*TASK*:
The lines to copy are those in the listing that hold the word "categories".

*INFORMATION SUPPLIED*:
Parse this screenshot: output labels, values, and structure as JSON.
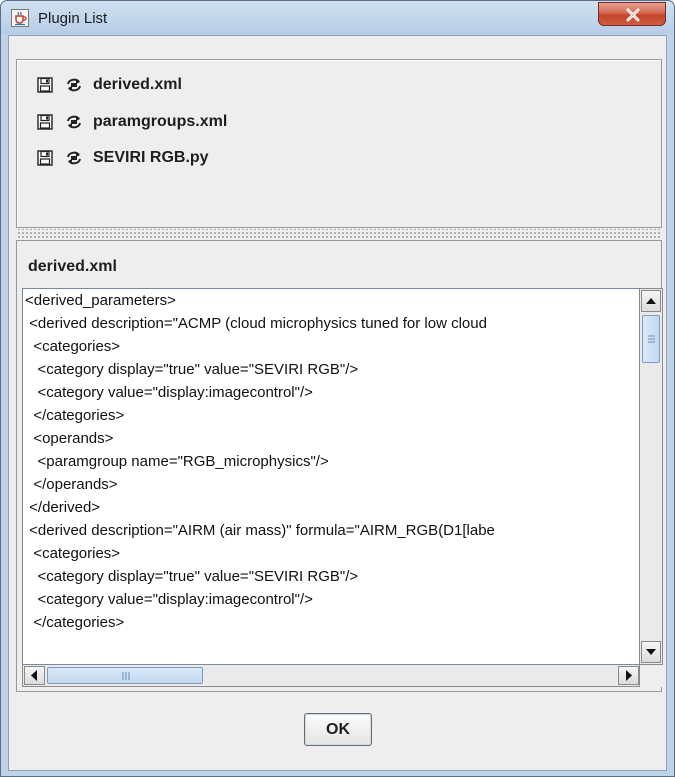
{
  "window": {
    "title": "Plugin List"
  },
  "plugins": [
    {
      "name": "derived.xml"
    },
    {
      "name": "paramgroups.xml"
    },
    {
      "name": "SEVIRI RGB.py"
    }
  ],
  "editor": {
    "file_title": "derived.xml",
    "lines": [
      "<derived_parameters>",
      " <derived description=\"ACMP (cloud microphysics tuned for low cloud",
      "  <categories>",
      "   <category display=\"true\" value=\"SEVIRI RGB\"/>",
      "   <category value=\"display:imagecontrol\"/>",
      "  </categories>",
      "  <operands>",
      "   <paramgroup name=\"RGB_microphysics\"/>",
      "  </operands>",
      " </derived>",
      " <derived description=\"AIRM (air mass)\" formula=\"AIRM_RGB(D1[labe",
      "  <categories>",
      "   <category display=\"true\" value=\"SEVIRI RGB\"/>",
      "   <category value=\"display:imagecontrol\"/>",
      "  </categories>"
    ],
    "vertical_scroll_position": 0.05,
    "horizontal_scroll_position": 0.0
  },
  "buttons": {
    "ok_label": "OK"
  },
  "icons": {
    "app": "java-cup-icon",
    "close": "close-icon",
    "save": "floppy-disk-icon",
    "reload": "reload-arrows-icon"
  },
  "colors": {
    "titlebar": "#bfd3e8",
    "close_button": "#c4432a",
    "client_background": "#eeeeee",
    "scroll_thumb": "#c2d8ef"
  }
}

*SOLUTION*:
      "  <categories>",
      "  </categories>",
      "  <categories>",
      "  </categories>"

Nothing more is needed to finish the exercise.